Well, I’m not biking with any kind of inputting device (unlike some other texter-riders I’ve seen), but some of my best ideas do come to me while riding whether I want them to or not.
If you rode a tank to work, you could probably get all kinds of writing done. Your fuel costs might go up a bit though.
I wouldn’t have to worry about traffic, though. 😉
Traffic. You mean those flat pieces of metal behind you?
I don’t think I’d ever have your level of dedication to commit to such a lengthy work Janna. I’m similarly awed by David Kynaston, the British social historian that writes book after book with endless detail and research that he must surely work 24 hours a day for years on end. Meanwhile I have just stopped entirely, run out of motivation, with a number of half-finished projects.
Look forward to your next blog and ‘The End’.
It’s not even all that long, Roy – three books isn’t much. I’m just such a slow writer, it’s taken me half of forever to get through it! I’m really looking forward to moving on to something new (for all that I’ll still have WIP revision to contend with).

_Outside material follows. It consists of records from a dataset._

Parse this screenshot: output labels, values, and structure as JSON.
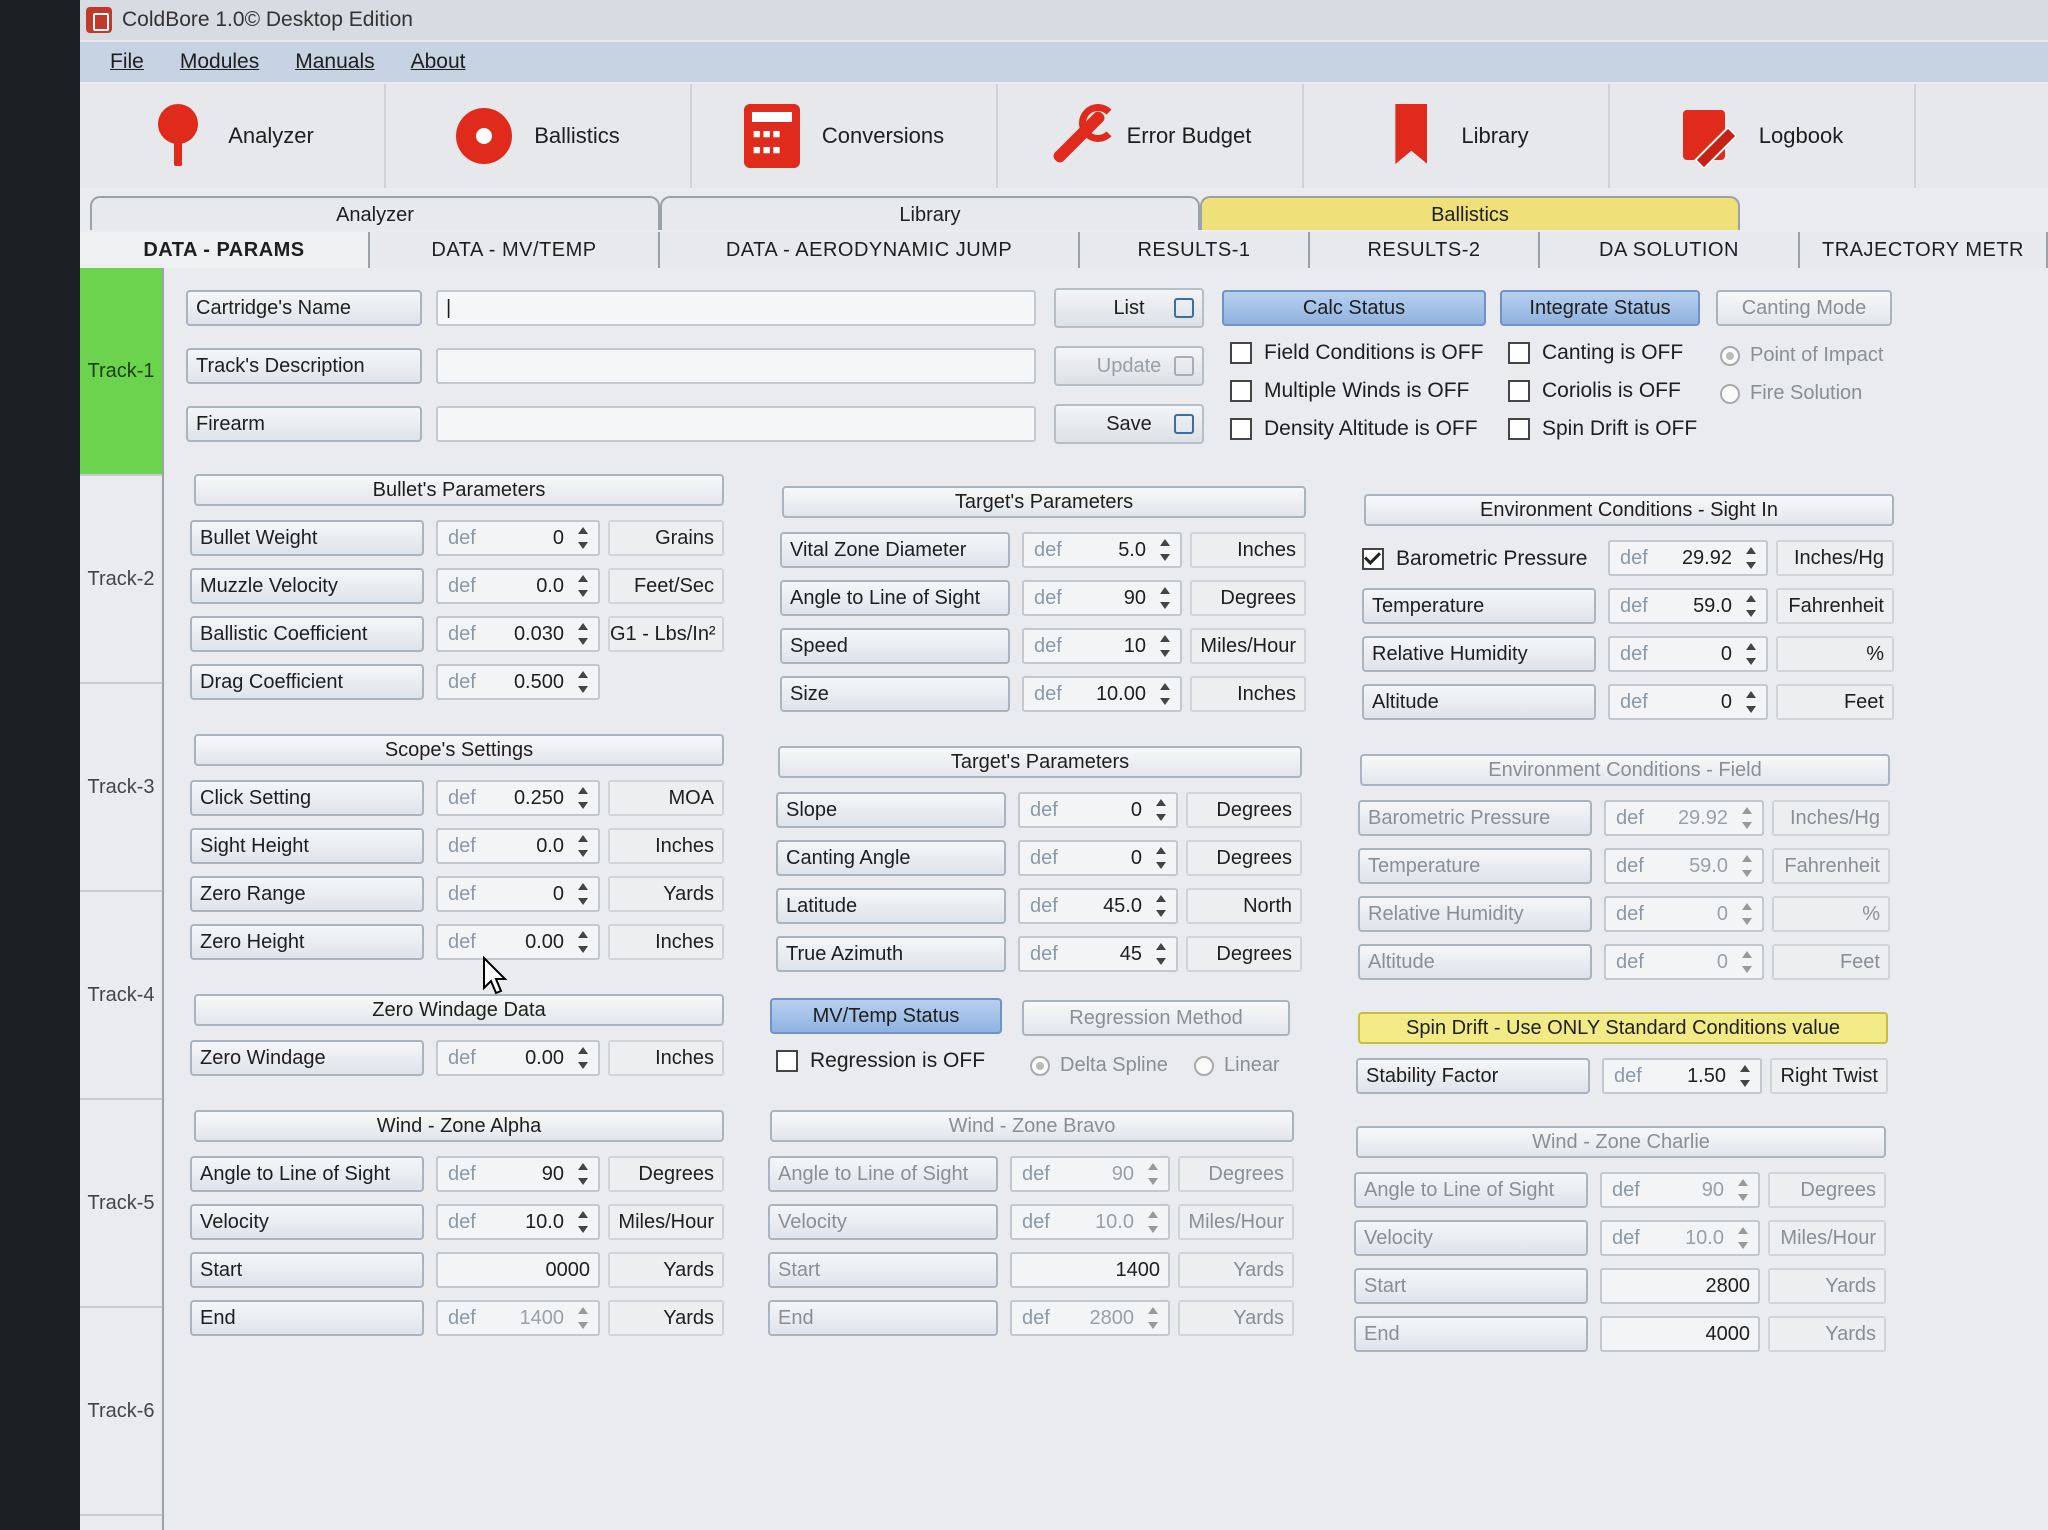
{
  "window": {
    "title": "ColdBore 1.0© Desktop Edition"
  },
  "menu": [
    "File",
    "Modules",
    "Manuals",
    "About"
  ],
  "toolbar": [
    {
      "label": "Analyzer",
      "icon": "pin-icon"
    },
    {
      "label": "Ballistics",
      "icon": "target-icon"
    },
    {
      "label": "Conversions",
      "icon": "calculator-icon"
    },
    {
      "label": "Error Budget",
      "icon": "wrench-icon"
    },
    {
      "label": "Library",
      "icon": "bookmark-icon"
    },
    {
      "label": "Logbook",
      "icon": "logbook-icon"
    }
  ],
  "groups": [
    "Analyzer",
    "Library",
    "Ballistics"
  ],
  "subtabs": [
    "DATA - PARAMS",
    "DATA - MV/TEMP",
    "DATA - AERODYNAMIC JUMP",
    "RESULTS-1",
    "RESULTS-2",
    "DA SOLUTION",
    "TRAJECTORY METR"
  ],
  "tracks": [
    "Track-1",
    "Track-2",
    "Track-3",
    "Track-4",
    "Track-5",
    "Track-6"
  ],
  "header_fields": {
    "cartridge": {
      "label": "Cartridge's Name",
      "value": "|"
    },
    "description": {
      "label": "Track's Description",
      "value": ""
    },
    "firearm": {
      "label": "Firearm",
      "value": ""
    }
  },
  "buttons": {
    "list": "List",
    "update": "Update",
    "save": "Save"
  },
  "calc_status": {
    "title": "Calc Status",
    "items": [
      "Field Conditions is OFF",
      "Multiple Winds is OFF",
      "Density Altitude is OFF"
    ]
  },
  "integrate_status": {
    "title": "Integrate Status",
    "items": [
      "Canting is OFF",
      "Coriolis is OFF",
      "Spin Drift is OFF"
    ]
  },
  "canting_mode": {
    "title": "Canting Mode",
    "options": [
      "Point of Impact",
      "Fire Solution"
    ]
  },
  "def": "def",
  "bullet": {
    "title": "Bullet's Parameters",
    "rows": [
      {
        "label": "Bullet Weight",
        "value": "0",
        "unit": "Grains"
      },
      {
        "label": "Muzzle Velocity",
        "value": "0.0",
        "unit": "Feet/Sec"
      },
      {
        "label": "Ballistic Coefficient",
        "value": "0.030",
        "unit": "G1 - Lbs/In²"
      },
      {
        "label": "Drag Coefficient",
        "value": "0.500",
        "unit": ""
      }
    ]
  },
  "scope": {
    "title": "Scope's Settings",
    "rows": [
      {
        "label": "Click Setting",
        "value": "0.250",
        "unit": "MOA"
      },
      {
        "label": "Sight Height",
        "value": "0.0",
        "unit": "Inches"
      },
      {
        "label": "Zero Range",
        "value": "0",
        "unit": "Yards"
      },
      {
        "label": "Zero Height",
        "value": "0.00",
        "unit": "Inches"
      }
    ]
  },
  "zero_windage": {
    "title": "Zero Windage Data",
    "row": {
      "label": "Zero Windage",
      "value": "0.00",
      "unit": "Inches"
    }
  },
  "target1": {
    "title": "Target's Parameters",
    "rows": [
      {
        "label": "Vital Zone Diameter",
        "value": "5.0",
        "unit": "Inches"
      },
      {
        "label": "Angle to Line of Sight",
        "value": "90",
        "unit": "Degrees"
      },
      {
        "label": "Speed",
        "value": "10",
        "unit": "Miles/Hour"
      },
      {
        "label": "Size",
        "value": "10.00",
        "unit": "Inches"
      }
    ]
  },
  "target2": {
    "title": "Target's Parameters",
    "rows": [
      {
        "label": "Slope",
        "value": "0",
        "unit": "Degrees"
      },
      {
        "label": "Canting Angle",
        "value": "0",
        "unit": "Degrees"
      },
      {
        "label": "Latitude",
        "value": "45.0",
        "unit": "North"
      },
      {
        "label": "True Azimuth",
        "value": "45",
        "unit": "Degrees"
      }
    ]
  },
  "mv_temp": {
    "title": "MV/Temp Status",
    "check": "Regression is OFF"
  },
  "regression": {
    "title": "Regression Method",
    "options": [
      "Delta Spline",
      "Linear"
    ]
  },
  "env_sight": {
    "title": "Environment Conditions - Sight In",
    "rows": [
      {
        "label": "Barometric Pressure",
        "value": "29.92",
        "unit": "Inches/Hg"
      },
      {
        "label": "Temperature",
        "value": "59.0",
        "unit": "Fahrenheit"
      },
      {
        "label": "Relative Humidity",
        "value": "0",
        "unit": "%"
      },
      {
        "label": "Altitude",
        "value": "0",
        "unit": "Feet"
      }
    ]
  },
  "env_field": {
    "title": "Environment Conditions - Field",
    "rows": [
      {
        "label": "Barometric Pressure",
        "value": "29.92",
        "unit": "Inches/Hg"
      },
      {
        "label": "Temperature",
        "value": "59.0",
        "unit": "Fahrenheit"
      },
      {
        "label": "Relative Humidity",
        "value": "0",
        "unit": "%"
      },
      {
        "label": "Altitude",
        "value": "0",
        "unit": "Feet"
      }
    ]
  },
  "spin_drift": {
    "title": "Spin Drift - Use ONLY Standard Conditions value",
    "row": {
      "label": "Stability Factor",
      "value": "1.50",
      "unit": "Right Twist"
    }
  },
  "wind_alpha": {
    "title": "Wind - Zone Alpha",
    "angle": {
      "label": "Angle to Line of Sight",
      "value": "90",
      "unit": "Degrees"
    },
    "velocity": {
      "label": "Velocity",
      "value": "10.0",
      "unit": "Miles/Hour"
    },
    "start": {
      "label": "Start",
      "value": "0000",
      "unit": "Yards"
    },
    "end": {
      "label": "End",
      "value": "1400",
      "unit": "Yards"
    }
  },
  "wind_bravo": {
    "title": "Wind - Zone Bravo",
    "angle": {
      "label": "Angle to Line of Sight",
      "value": "90",
      "unit": "Degrees"
    },
    "velocity": {
      "label": "Velocity",
      "value": "10.0",
      "unit": "Miles/Hour"
    },
    "start": {
      "label": "Start",
      "value": "1400",
      "unit": "Yards"
    },
    "end": {
      "label": "End",
      "value": "2800",
      "unit": "Yards"
    }
  },
  "wind_charlie": {
    "title": "Wind - Zone Charlie",
    "angle": {
      "label": "Angle to Line of Sight",
      "value": "90",
      "unit": "Degrees"
    },
    "velocity": {
      "label": "Velocity",
      "value": "10.0",
      "unit": "Miles/Hour"
    },
    "start": {
      "label": "Start",
      "value": "2800",
      "unit": "Yards"
    },
    "end": {
      "label": "End",
      "value": "4000",
      "unit": "Yards"
    }
  }
}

It can be hard to maintain motivation in the summer when the sun is shining and there’s so much to do out of doors. Don’t begrudge yourself a break; you obviously need it. The work will be waiting for you when you’re ready.